Background: Recent exercise testing guidelines recognized a gap in knowledge about the prognostic value of treadmill exercise testing in elderly persons. Objective: To test the hypothesis that treadmill exercise testing has equal prognostic value among elderly (≥65 years of age) and younger (<65 years of age) persons and to examine the incremental value of this testing over clinical data. Design: inception cohort with a median follow-up of 6 years. Setting: Olmsted County, Minnesota. Patients: All elderly (n = 514) and younger (n = 2593) residents of Olmsted County who underwent treadmill exercise testing between 1987 and 1989. Measurements: Overall mortality and cardiac events (cardiac death, nonfatal myocardial infarction, and congestive heart failure). Results: Compared with younger patients, elderly patients had more comorbid conditions, achieved a lower workload (6.0 and 10.7 metabolic equivalents; P < 0.001), and had a greater likelihood of a positive exercise electrocardiogram (28% and 9%; P<0.001). With median follow-up of 6 years, overall survival (63% and 92%, P < 0.001) and cardiac event-free survival (66% and 95%; P < 0.001) were worse among elderly persons than among younger persons. Workload was the only treadmill exercise testing variable associated with all-cause mortality in both age groups, and the strength of association was similar. Workload and angina with exercise testing were associated with cardiac events in both age groups, whereas a positive exercise electrocardiogram was associated with cardiac events only in younger persons (P < 0.05 for all comparisons). After adjustment for clinical variables, workload was the only additional treadmill exercise testing variable that was predictive of death (P < 0.001) and cardiac events (P < 0.05); the strength of the association was similar in both age groups. Each 1-metabolic equivalent increase in exercise capacity was associated with a 14% and 18% reduction in cardiac events among younger and elderly persons, respectively. Conclusions: In elderly persons, treadmill exercise testing provided prognostic information that is incremental to clinical data. After adjustment for clinical factors, workload was the only treadmill exercise testing variable that was strongly associated with outcome, and its prognostic effect was of the same magnitude in elderly and younger persons.
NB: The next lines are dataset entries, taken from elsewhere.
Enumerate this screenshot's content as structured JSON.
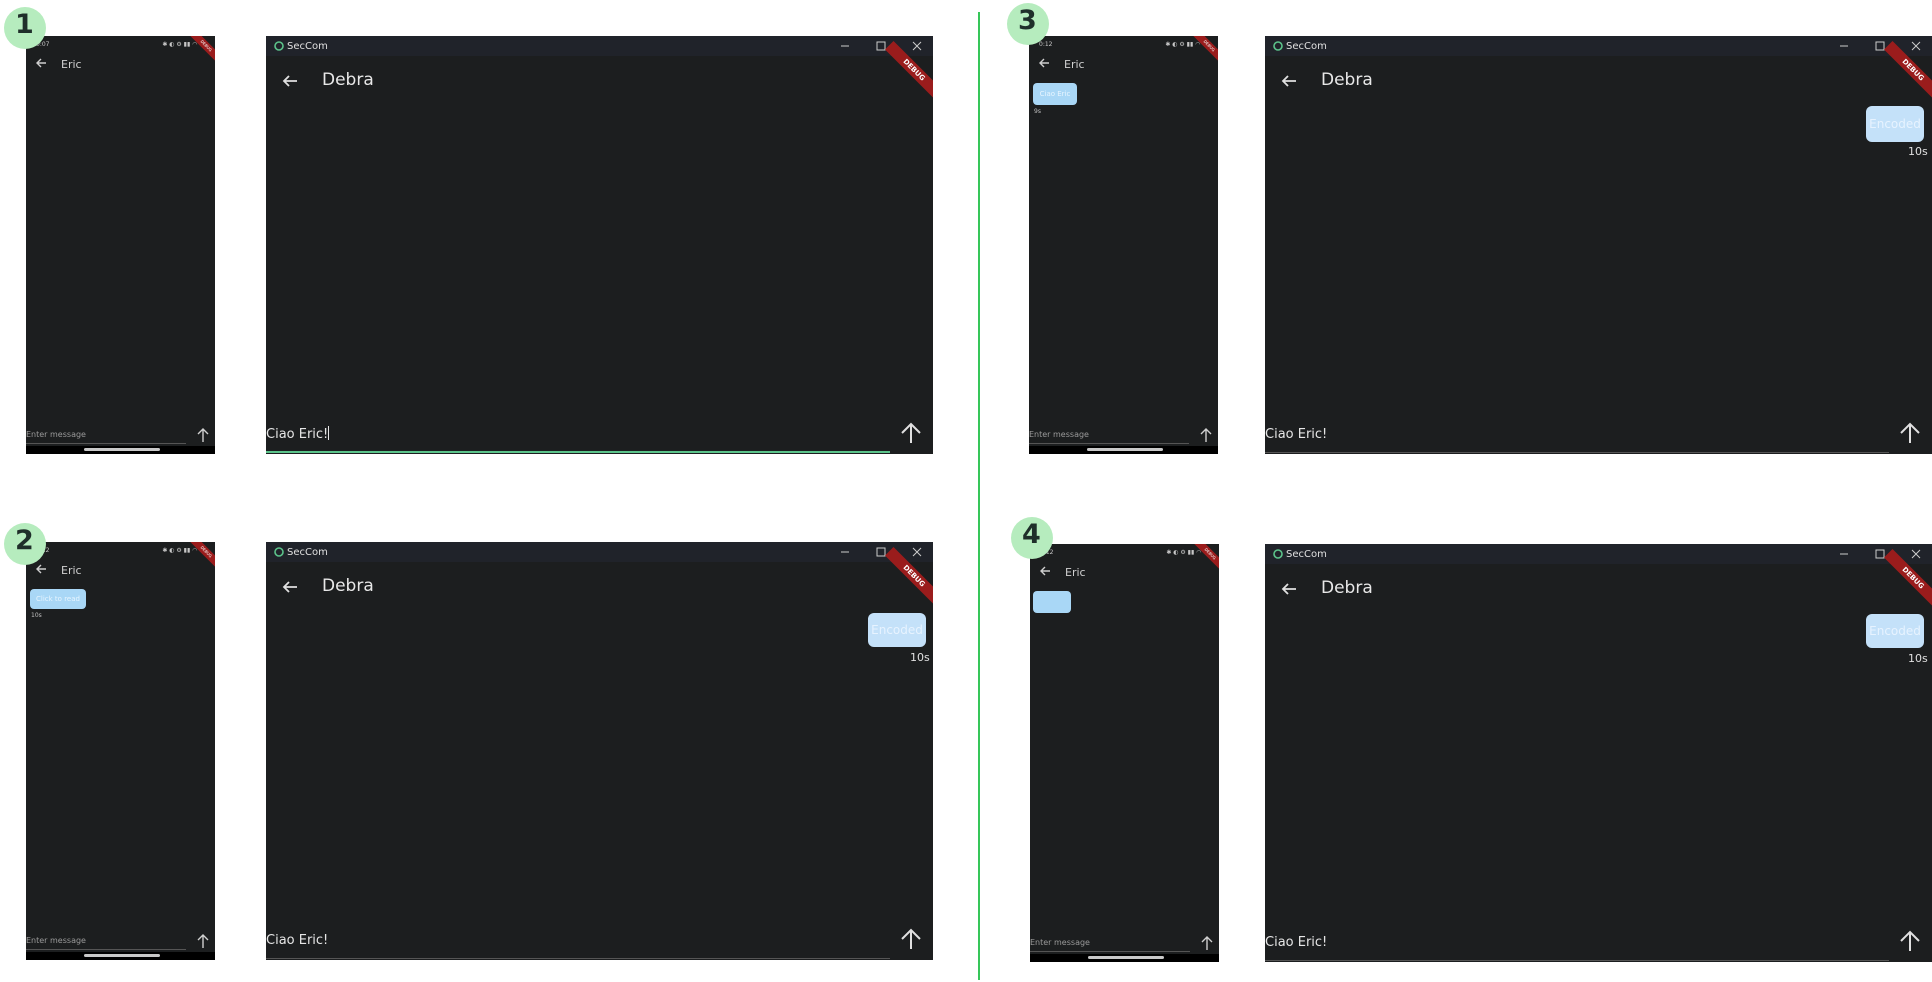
{
  "app": {
    "name": "SecCom",
    "debug_label": "DEBUG"
  },
  "panels": [
    {
      "step": "1",
      "phone": {
        "time": "0:07",
        "contact": "Eric",
        "placeholder": "Enter message",
        "bubble": "",
        "bubble_time": ""
      },
      "desktop": {
        "contact": "Debra",
        "input": "Ciao Eric!",
        "bubble": "",
        "bubble_time": ""
      }
    },
    {
      "step": "2",
      "phone": {
        "time": "0:12",
        "contact": "Eric",
        "placeholder": "Enter message",
        "bubble": "Click to read",
        "bubble_time": "10s"
      },
      "desktop": {
        "contact": "Debra",
        "input": "Ciao Eric!",
        "bubble": "Encoded",
        "bubble_time": "10s"
      }
    },
    {
      "step": "3",
      "phone": {
        "time": "0:12",
        "contact": "Eric",
        "placeholder": "Enter message",
        "bubble": "Ciao Eric",
        "bubble_time": "9s"
      },
      "desktop": {
        "contact": "Debra",
        "input": "Ciao Eric!",
        "bubble": "Encoded",
        "bubble_time": "10s"
      }
    },
    {
      "step": "4",
      "phone": {
        "time": "0:12",
        "contact": "Eric",
        "placeholder": "Enter message",
        "bubble": "",
        "bubble_time": ""
      },
      "desktop": {
        "contact": "Debra",
        "input": "Ciao Eric!",
        "bubble": "Encoded",
        "bubble_time": "10s"
      }
    }
  ],
  "icons": {
    "back": "arrow-left-icon",
    "send": "arrow-up-icon",
    "minimize": "minimize-icon",
    "maximize": "maximize-icon",
    "close": "close-icon",
    "app": "seccom-logo-icon"
  }
}
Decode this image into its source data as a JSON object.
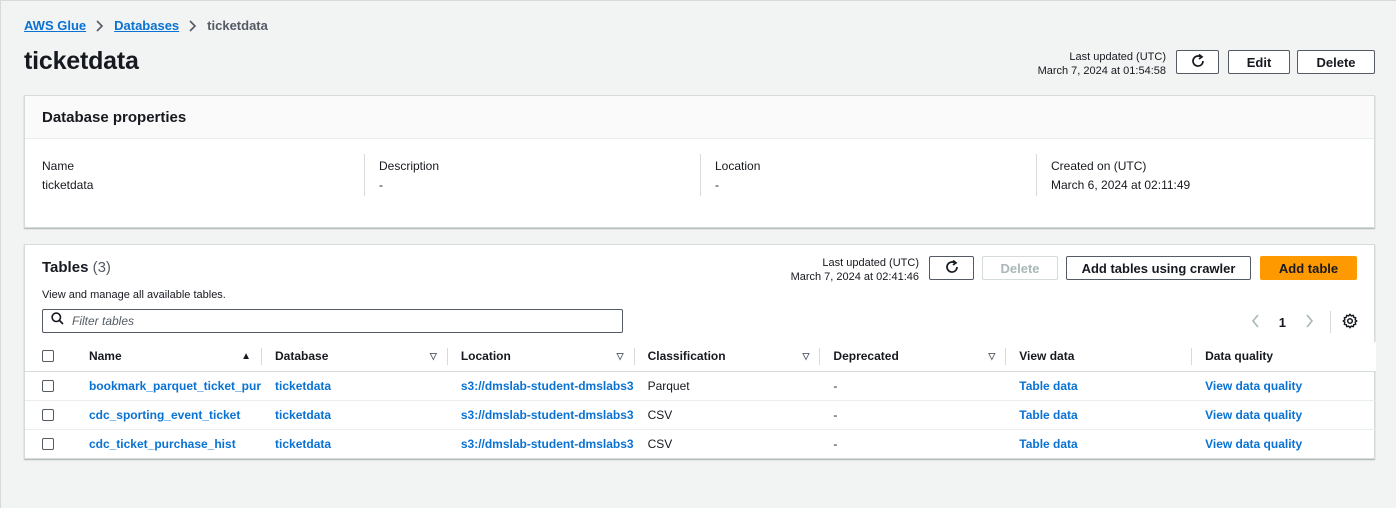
{
  "breadcrumb": {
    "root": "AWS Glue",
    "databases": "Databases",
    "current": "ticketdata"
  },
  "header": {
    "title": "ticketdata",
    "last_updated_label": "Last updated (UTC)",
    "last_updated_value": "March 7, 2024 at 01:54:58",
    "edit_label": "Edit",
    "delete_label": "Delete"
  },
  "properties": {
    "title": "Database properties",
    "items": [
      {
        "label": "Name",
        "value": "ticketdata"
      },
      {
        "label": "Description",
        "value": "-"
      },
      {
        "label": "Location",
        "value": "-"
      },
      {
        "label": "Created on (UTC)",
        "value": "March 6, 2024 at 02:11:49"
      }
    ]
  },
  "tables": {
    "title": "Tables",
    "count": "(3)",
    "description": "View and manage all available tables.",
    "last_updated_label": "Last updated (UTC)",
    "last_updated_value": "March 7, 2024 at 02:41:46",
    "delete_label": "Delete",
    "crawler_label": "Add tables using crawler",
    "add_label": "Add table",
    "filter_placeholder": "Filter tables",
    "page": "1",
    "columns": [
      "Name",
      "Database",
      "Location",
      "Classification",
      "Deprecated",
      "View data",
      "Data quality"
    ],
    "rows": [
      {
        "name": "bookmark_parquet_ticket_pur",
        "database": "ticketdata",
        "location": "s3://dmslab-student-dmslabs3",
        "classification": "Parquet",
        "deprecated": "-",
        "view": "Table data",
        "quality": "View data quality"
      },
      {
        "name": "cdc_sporting_event_ticket",
        "database": "ticketdata",
        "location": "s3://dmslab-student-dmslabs3",
        "classification": "CSV",
        "deprecated": "-",
        "view": "Table data",
        "quality": "View data quality"
      },
      {
        "name": "cdc_ticket_purchase_hist",
        "database": "ticketdata",
        "location": "s3://dmslab-student-dmslabs3",
        "classification": "CSV",
        "deprecated": "-",
        "view": "Table data",
        "quality": "View data quality"
      }
    ]
  },
  "colors": {
    "link": "#0972d3",
    "primary": "#ff9900",
    "background": "#f2f3f3"
  }
}
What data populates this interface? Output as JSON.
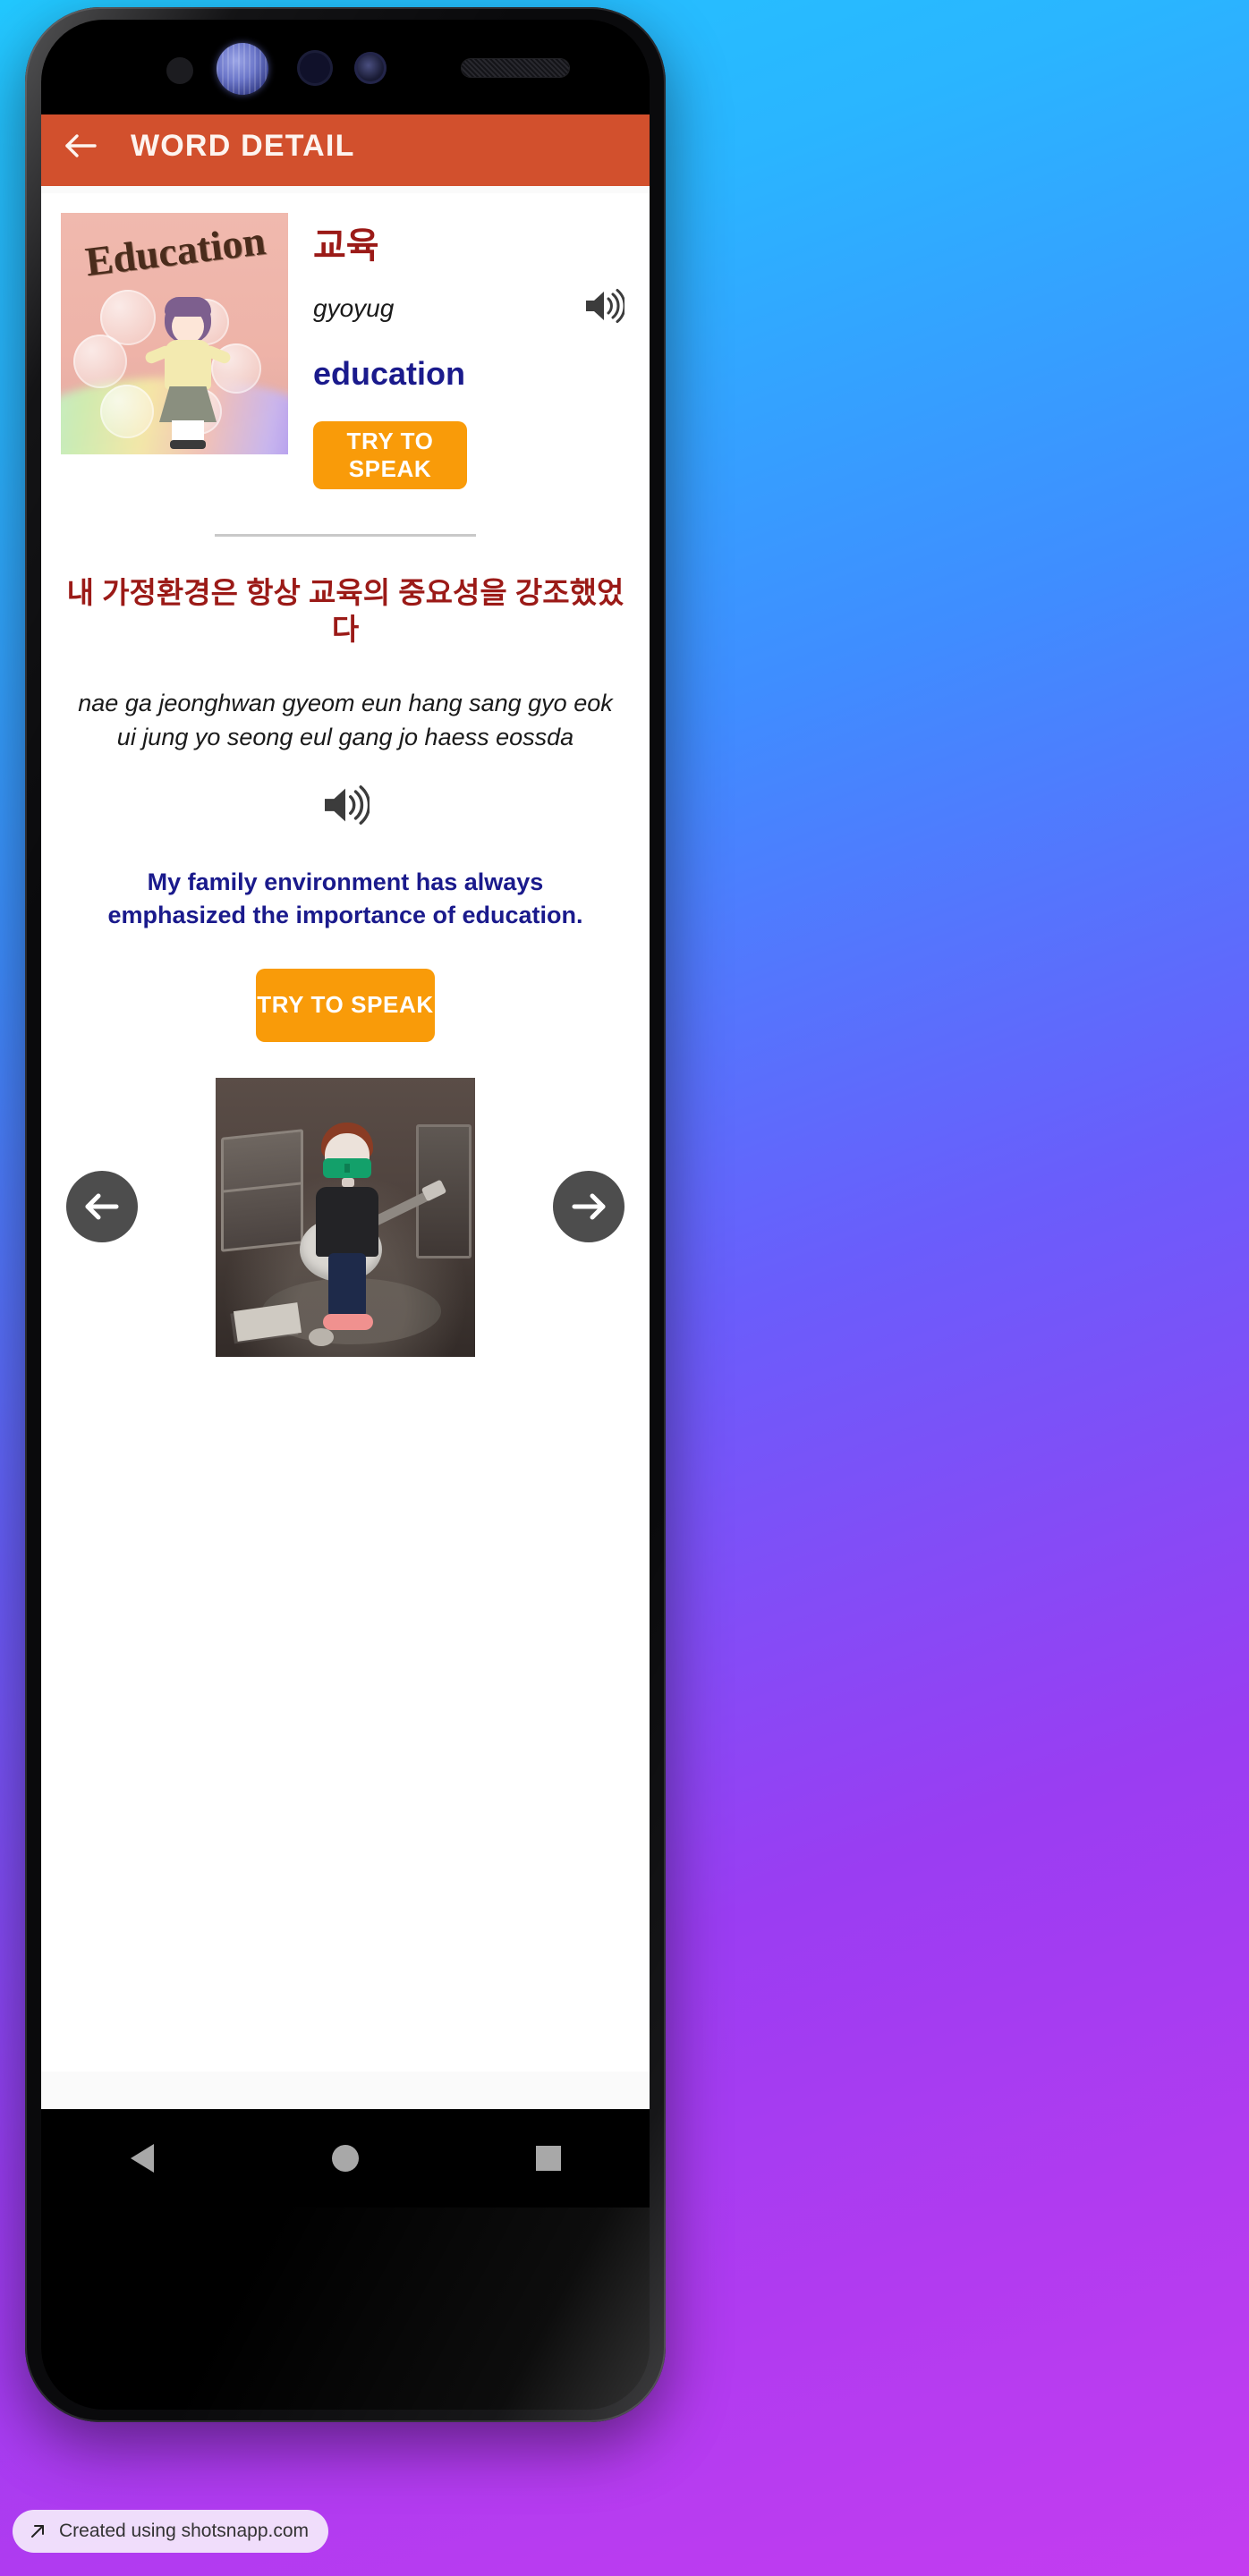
{
  "app": {
    "bar": {
      "title": "WORD DETAIL",
      "back_icon": "arrow-left-icon"
    },
    "accent_colors": {
      "app_bar": "#d2502d",
      "korean_text": "#9b1a17",
      "english_text": "#1a1a8c",
      "button_orange": "#f99b09",
      "nav_circle": "#4d4d4d"
    }
  },
  "word": {
    "image_caption": "Education",
    "korean": "교육",
    "romanization": "gyoyug",
    "english": "education",
    "audio_icon": "speaker-icon",
    "speak_button_label": "TRY TO SPEAK"
  },
  "sentence": {
    "korean": "내 가정환경은 항상 교육의 중요성을 강조했었다",
    "romanization": "nae ga jeonghwan gyeom eun hang sang gyo eok ui jung yo seong eul gang jo haess eossda",
    "english": "My family environment has always emphasized the importance of education.",
    "audio_icon": "speaker-icon",
    "speak_button_label": "TRY TO SPEAK"
  },
  "media": {
    "prev_icon": "arrow-left-circle-icon",
    "next_icon": "arrow-right-circle-icon",
    "illustration_alt": "claymation boy with green glasses playing acoustic guitar"
  },
  "android_nav": {
    "back": "back-triangle-icon",
    "home": "home-circle-icon",
    "recents": "recents-square-icon"
  },
  "watermark": {
    "icon": "arrow-up-right-icon",
    "text": "Created using shotsnapp.com"
  }
}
|Original language||English (US)|
|Number of pages||9|
|Journal||Annals of internal medicine|
|State||Published - Jun 6 2000|
ASJC Scopus subject areas
- Internal Medicine